▶ [PROBLEM TO WORK ON]
Below are records to retype exactly, except for the pictures.

[Page and application data records]

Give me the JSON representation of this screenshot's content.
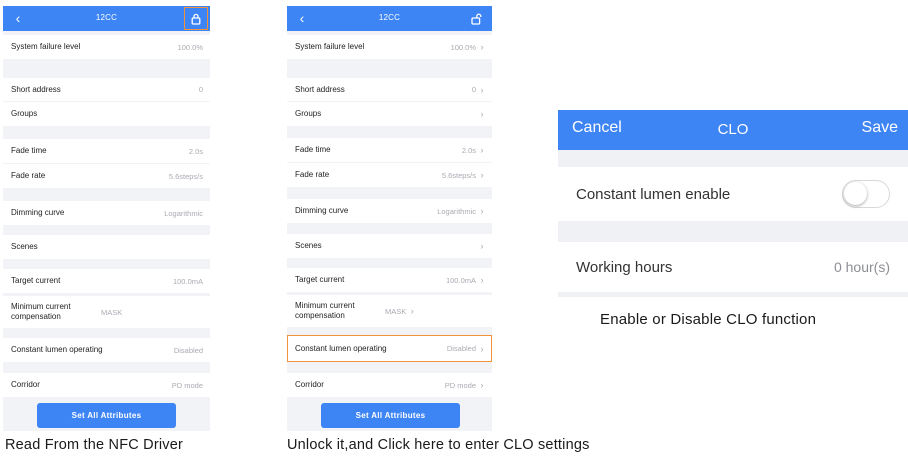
{
  "phone1": {
    "title": "12CC",
    "rows": [
      {
        "label": "System failure level",
        "value": "100.0%"
      },
      {
        "label": "Short address",
        "value": "0"
      },
      {
        "label": "Groups",
        "value": ""
      },
      {
        "label": "Fade time",
        "value": "2.0s"
      },
      {
        "label": "Fade rate",
        "value": "5.6steps/s"
      },
      {
        "label": "Dimming curve",
        "value": "Logarithmic"
      },
      {
        "label": "Scenes",
        "value": ""
      },
      {
        "label": "Target current",
        "value": "100.0mA"
      },
      {
        "label": "Minimum current compensation",
        "value": "MASK"
      },
      {
        "label": "Constant lumen operating",
        "value": "Disabled"
      },
      {
        "label": "Corridor",
        "value": "PD mode"
      }
    ],
    "button": "Set All Attributes"
  },
  "phone2": {
    "title": "12CC",
    "rows": [
      {
        "label": "System failure level",
        "value": "100.0%"
      },
      {
        "label": "Short address",
        "value": "0"
      },
      {
        "label": "Groups",
        "value": ""
      },
      {
        "label": "Fade time",
        "value": "2.0s"
      },
      {
        "label": "Fade rate",
        "value": "5.6steps/s"
      },
      {
        "label": "Dimming curve",
        "value": "Logarithmic"
      },
      {
        "label": "Scenes",
        "value": ""
      },
      {
        "label": "Target current",
        "value": "100.0mA"
      },
      {
        "label": "Minimum current compensation",
        "value": "MASK"
      },
      {
        "label": "Constant lumen operating",
        "value": "Disabled"
      },
      {
        "label": "Corridor",
        "value": "PD mode"
      }
    ],
    "button": "Set All Attributes"
  },
  "clo": {
    "cancel": "Cancel",
    "title": "CLO",
    "save": "Save",
    "enable_label": "Constant lumen enable",
    "enable_state": false,
    "hours_label": "Working hours",
    "hours_value": "0 hour(s)"
  },
  "captions": {
    "left": "Read From the NFC Driver",
    "middle": "Unlock it,and Click here to enter CLO settings",
    "right": "Enable or Disable CLO function"
  },
  "colors": {
    "accent": "#3d84f5",
    "highlight": "#f0933b"
  },
  "icons": {
    "back": "chevron-left-icon",
    "lock_closed": "lock-icon",
    "lock_open": "unlock-icon",
    "row_arrow": "chevron-right-icon"
  }
}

▶ [RESULT]
Give me the JSON representation of this screenshot's content.
{
  "phone1": {
    "title": "12CC",
    "rows": [
      {
        "label": "System failure level",
        "value": "100.0%"
      },
      {
        "label": "Short address",
        "value": "0"
      },
      {
        "label": "Groups",
        "value": ""
      },
      {
        "label": "Fade time",
        "value": "2.0s"
      },
      {
        "label": "Fade rate",
        "value": "5.6steps/s"
      },
      {
        "label": "Dimming curve",
        "value": "Logarithmic"
      },
      {
        "label": "Scenes",
        "value": ""
      },
      {
        "label": "Target current",
        "value": "100.0mA"
      },
      {
        "label": "Minimum current compensation",
        "value": "MASK"
      },
      {
        "label": "Constant lumen operating",
        "value": "Disabled"
      },
      {
        "label": "Corridor",
        "value": "PD mode"
      }
    ],
    "button": "Set All Attributes"
  },
  "phone2": {
    "title": "12CC",
    "rows": [
      {
        "label": "System failure level",
        "value": "100.0%"
      },
      {
        "label": "Short address",
        "value": "0"
      },
      {
        "label": "Groups",
        "value": ""
      },
      {
        "label": "Fade time",
        "value": "2.0s"
      },
      {
        "label": "Fade rate",
        "value": "5.6steps/s"
      },
      {
        "label": "Dimming curve",
        "value": "Logarithmic"
      },
      {
        "label": "Scenes",
        "value": ""
      },
      {
        "label": "Target current",
        "value": "100.0mA"
      },
      {
        "label": "Minimum current compensation",
        "value": "MASK"
      },
      {
        "label": "Constant lumen operating",
        "value": "Disabled"
      },
      {
        "label": "Corridor",
        "value": "PD mode"
      }
    ],
    "button": "Set All Attributes"
  },
  "clo": {
    "cancel": "Cancel",
    "title": "CLO",
    "save": "Save",
    "enable_label": "Constant lumen enable",
    "enable_state": false,
    "hours_label": "Working hours",
    "hours_value": "0 hour(s)"
  },
  "captions": {
    "left": "Read From the NFC Driver",
    "middle": "Unlock it,and Click here to enter CLO settings",
    "right": "Enable or Disable CLO function"
  },
  "colors": {
    "accent": "#3d84f5",
    "highlight": "#f0933b"
  },
  "icons": {
    "back": "chevron-left-icon",
    "lock_closed": "lock-icon",
    "lock_open": "unlock-icon",
    "row_arrow": "chevron-right-icon"
  }
}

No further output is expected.